There was a free, seasonal exhibition going on inside as well, so I’m glad I was able to check it out.



Much like yesterday afternoon, I continued in a haphazard loop through the busy centro of Madrid, this time making my way down Gran Vía, whose architecture after multiple visits I just can’t get enough of.



To round out another full day in Spain’s capital, I’m going out to watch the Champions League final (viva Barça!).

And tomorrow, I’m setting off to Alcalá de Henares for the day, which will be a major nerding-out moment…after all, it is the author Miguel de Cervantes Saavedra’s birthplace.

As I’m here first and foremost to work on my thesis (which is on his magnum opus, El Ingenioso Hidalgo Don Quijote de La Mancha), I’m considering this a most-worthy field trip. 

And So We Meet Again, Madrid

Just over two years ago, I visited Madrid for the first time and was quick to declare it one of my favorite cities in Europe.

Not only did I thereafter see myself one day living in Spain’s lively capital city, I also came to find I liked it even better than Barcelona, much to my surprise.

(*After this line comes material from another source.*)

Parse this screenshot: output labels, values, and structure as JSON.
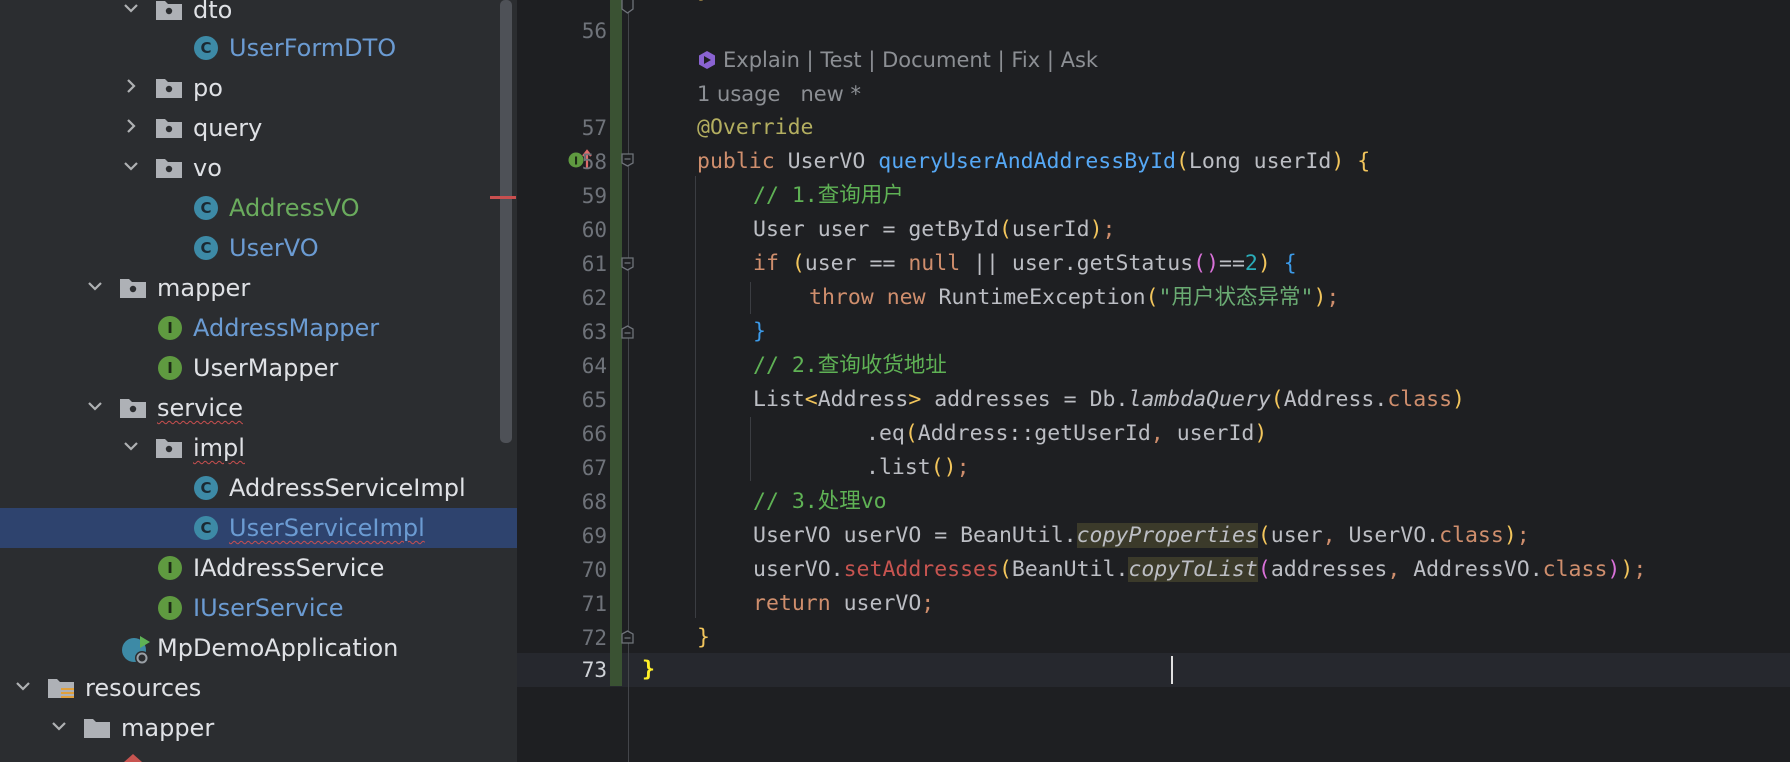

To be fair, I can’t say I spent enough time in either city to the point where I could navigate on my own and feel consistently safe and confident (like I managed to do in Granada and Sevilla, for example). But needless to say, I am extremely grateful for this opportunity to stay in Madrid for a longer period of time.


Meet la Biblioteca Nacional de España (the National Library of Spain, or BNE), my home for the next week. It is here, in these hallowed halls, that I’ll be undertaking the preliminary stages of research for my Master’s thesis in Hispanic Studies through the University of British Columbia.

I’ll admit, I was fairly anxious approaching these majestic steps this morning. Although my thesis supervisor had given me all the instructions I needed to get into the building, get myself a temporary ID, and access the various wings I’d need, I still found myself a little apprehensive. After all, this is what I based my entire trip on: getting a leg up on my thesis research, and doing it in the city where there would be so many resources available to me under one roof.

After all, as I’ve told myself again and again, if I couldn’t find the motivation to research in Madrid, how could I possibly hope to do so back in BC?


Thankfully, everything went as smoothly as it possibly could have. After checking my passport, driver’s license, and the letter my thesis supervisor had written me back in Vancouver requesting that the BNE grant me access to all wings of the library (especially the Sala Cervantina, or the Cervantes wing, home to a huge archive of resources on the author of Spain’s first modern novel, which coincidentally is the focus of my thesis), they issued me a rather official-looking ID, which will provide me access to the BNE and its resources for the entirety of my time here in Madrid.

And maybe it’s just me, but there was something so motivating about studying silently in a GIANT hall with dozens of other students and researchers of all ages, with names like Garcilaso and Lope and Fernando de Rojas plastered in gold on the high walls; it was as if the greats of Spanish literature were cheering me on, just like I’d so naïvely hoped they might 😉

FullSizeRenderAfter a decent number of hours in the BNE, getting myself oriented with the help of a colleague of my thesis supervisor, and starting up a list of all the sources I hope to consult in the upcoming days, it seemed only fair to appease my growling stomach with one of Spain’s most iconic plates: churros con chocolate.

It was just as good (if not better) than I remembered, even on a sweltering 32 C/90 F afternoon in Madrid’s bustling centro.



A stroll through Puerta del SolPlaza Mayor, and probably one of my top favorite spots in Madrid, the Mercado de San Miguel, rounded out my first full day here in Spain. It’s crazy how much you can do in just one day in a city like this; a great deal of the major sites are within walking distance (the Museo del Prado and the Parque del Retiro for example, are only fifteen minutes away from the room I’m renting through Airbnb).

And I’m stoked to report that I feel just as comfortable here in Madrid as I felt last time, if not more so, and full of unbridled excitement for what this next week has in store!